It is Sunday and it’s generally a busy day. My husband and I both work all week and lately, I’ve been working some Saturdays, so Sunday is my only day to get my house stuff done. We have piles of laundry everywhere and I am lucky I get a chance to run a vacuum let alone dust. But on the weekends, I usually manage a “Katie Clean” kitchen (everything gets wiped down and made shiny) and um, maybe 1/4 of the laundry finished. But today, I will most likely get nothing done. Today we’re trying to give Aiden a good day since this past week culminated with him a having a bad day yesterday. As probably any parent of a special needs child will tell you, your sn child generally sets the tone of the household for the day.
Since Aiden has autism, schedules mean a lot to him. He likes to know what’s going to happen all day, every day. Transitioning from summer back to school is usually a nightmare. And this year, the teachers went on strike for a week the week after the kids went back to school. So that disruption didn’t help. We finally have him on a routine. He knows, Monday-Friday is school, Saturdays and Sundays are home days. With the first quarter of the school year wrapping up last week, his routine was disrupted. Since I worked yesterday and wasn’t here when he woke up, I set him up to have a very bad day. A typical “bad day” for Aiden is not listening, getting overstimulated at everything, continually fighting with his brother and sister, humming, flapping and just not being able to simmer or settling down at all. By the time you get him to bed, you feel like you’ve run a marathon…a very loud, confusing, physically draining and annoying marathon. Its difficult not to yell at him, but we don’t. Its hard not to just put him on lockdown for the day, but we don’t. We just deal, pray for bed time to come soon, and hope the next day will be better.

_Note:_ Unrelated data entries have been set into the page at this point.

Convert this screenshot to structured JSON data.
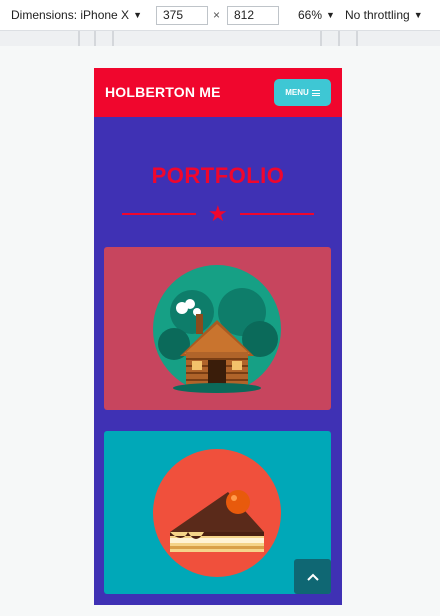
{
  "devtools": {
    "dimensions_label": "Dimensions: iPhone X",
    "width_value": "375",
    "times_symbol": "×",
    "height_value": "812",
    "zoom": "66%",
    "throttling": "No throttling"
  },
  "site": {
    "brand": "HOLBERTON ME",
    "menu_label": "MENU",
    "section_title": "PORTFOLIO"
  },
  "colors": {
    "navbar": "#f0062d",
    "page_bg": "#3f31b4",
    "card_1": "#c7455e",
    "card_2": "#00a8b8",
    "menu_button": "#3ec7d4"
  },
  "portfolio": [
    {
      "icon": "log-cabin-icon"
    },
    {
      "icon": "cake-slice-icon"
    }
  ],
  "back_to_top_icon": "chevron-up-icon"
}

The night after a bad day I spend a lot of time analyzing what set him off and how we can turn it around the next day. This time, I determined it was the schedule disruption so this morning I decided it would be an Aiden day. We started the day with an hour of Baby First TV (not the usual Spongebob or Avengers) and skin contact. He lays on my legs. This was something that he has loved to do since he was 18 months old. Now that he’s 6 years old and tall for his age, he doesn’t lay on my legs as often. But when he needs to calm down, this is usually his go to. Right now, the only reason I have a few minutes to type, is because his dad has him on Angry Birds (amazing how he can clear the levels even my gamer husband can’t). Ann is making us a pancake brunch (one of Aiden’s favorites) and the rest of the day will be dedicated to doing things that will keep him calm and content. Parents of NT (neuro-typical) kids would think this is overindulgent. But for us, this is just what needs to be done to regulate him again and set him up on a good foot for the coming week.
I feel like this is really unfair to my other two kids. My 4 year old, who thinks of Aiden as his hero, will just sort of go along with things. While Aiden lays on my legs, he’ll lay next to us on the couch. While Aiden is on Angry Birds, he will sit next to him cheering him on. Their relationship is amazing and the compassion of my 4 year old is remarkable. My daughter, who is older, tries to understand, but I know she must feel left out when we have days where it’s all about Aiden. I try to make it up to her with manicures or letting her take a jacuzzi tub, but the mother’s guilt of feeling like you’re not giving all of your children everything they need sets in. I never want any of my kids to feel like they were ignored or not made to feel special. But this is where having 3 adults in the house comes in handy. At least we have 3 sets of hands to pitch in and distribute the love.
Today my only hope is to get Aiden back on track. The laundry can wait. The shiny stove can wait. I may have another week of a messy house but hopefully happy kids.